**TASK TO COMPLETE**
Whichever lines of the entries hold the word "subscription" should be identified and copied.

[Entries from a dataset of interfaces]
★ ★ ★ ★ ★ ★ ★

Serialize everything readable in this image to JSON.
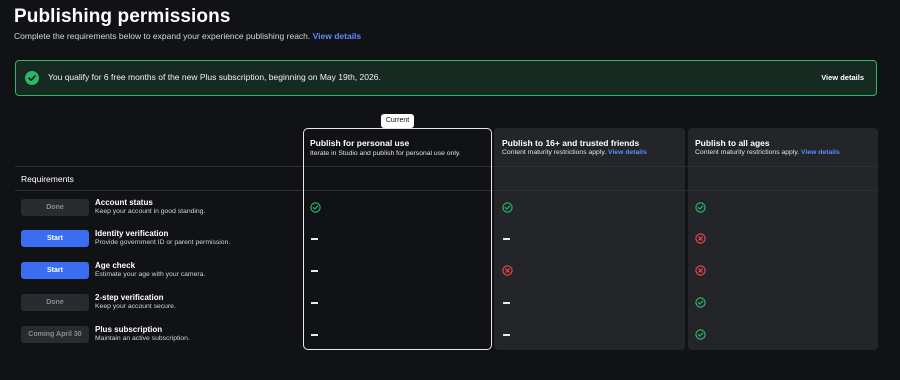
{
  "page": {
    "title": "Publishing permissions",
    "subtitle": "Complete the requirements below to expand your experience publishing reach.",
    "subtitle_link": "View details"
  },
  "banner": {
    "text": "You qualify for 6 free months of the new Plus subscription, beginning on May 19th, 2026.",
    "button": "View details",
    "icon": "check-circle-icon",
    "accent": "#2bb56d"
  },
  "columns": [
    {
      "title": "Publish for personal use",
      "desc": "Iterate in Studio and publish for personal use only.",
      "link": "",
      "badge": "Current"
    },
    {
      "title": "Publish to 16+ and trusted friends",
      "desc": "Content maturity restrictions apply.",
      "link": "View details"
    },
    {
      "title": "Publish to all ages",
      "desc": "Content maturity restrictions apply.",
      "link": "View details"
    }
  ],
  "requirements_label": "Requirements",
  "rows": [
    {
      "button": "Done",
      "state": "done",
      "title": "Account status",
      "desc": "Keep your account in good standing.",
      "status": [
        "check",
        "check",
        "check"
      ]
    },
    {
      "button": "Start",
      "state": "start",
      "title": "Identity verification",
      "desc": "Provide government ID or parent permission.",
      "status": [
        "dash",
        "dash",
        "x"
      ]
    },
    {
      "button": "Start",
      "state": "start",
      "title": "Age check",
      "desc": "Estimate your age with your camera.",
      "status": [
        "dash",
        "x",
        "x"
      ]
    },
    {
      "button": "Done",
      "state": "done",
      "title": "2-step verification",
      "desc": "Keep your account secure.",
      "status": [
        "dash",
        "dash",
        "check"
      ]
    },
    {
      "button": "Coming April 30",
      "state": "coming",
      "title": "Plus subscription",
      "desc": "Maintain an active subscription.",
      "status": [
        "dash",
        "dash",
        "check"
      ]
    }
  ],
  "colors": {
    "check": "#2bb56d",
    "cross": "#e5484d",
    "start": "#3a6df0"
  }
}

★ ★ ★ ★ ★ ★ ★

**WRITTEN REPLY**
    "text": "You qualify for 6 free months of the new Plus subscription, beginning on May 19th, 2026.",
      "title": "Plus subscription",
      "desc": "Maintain an active subscription.",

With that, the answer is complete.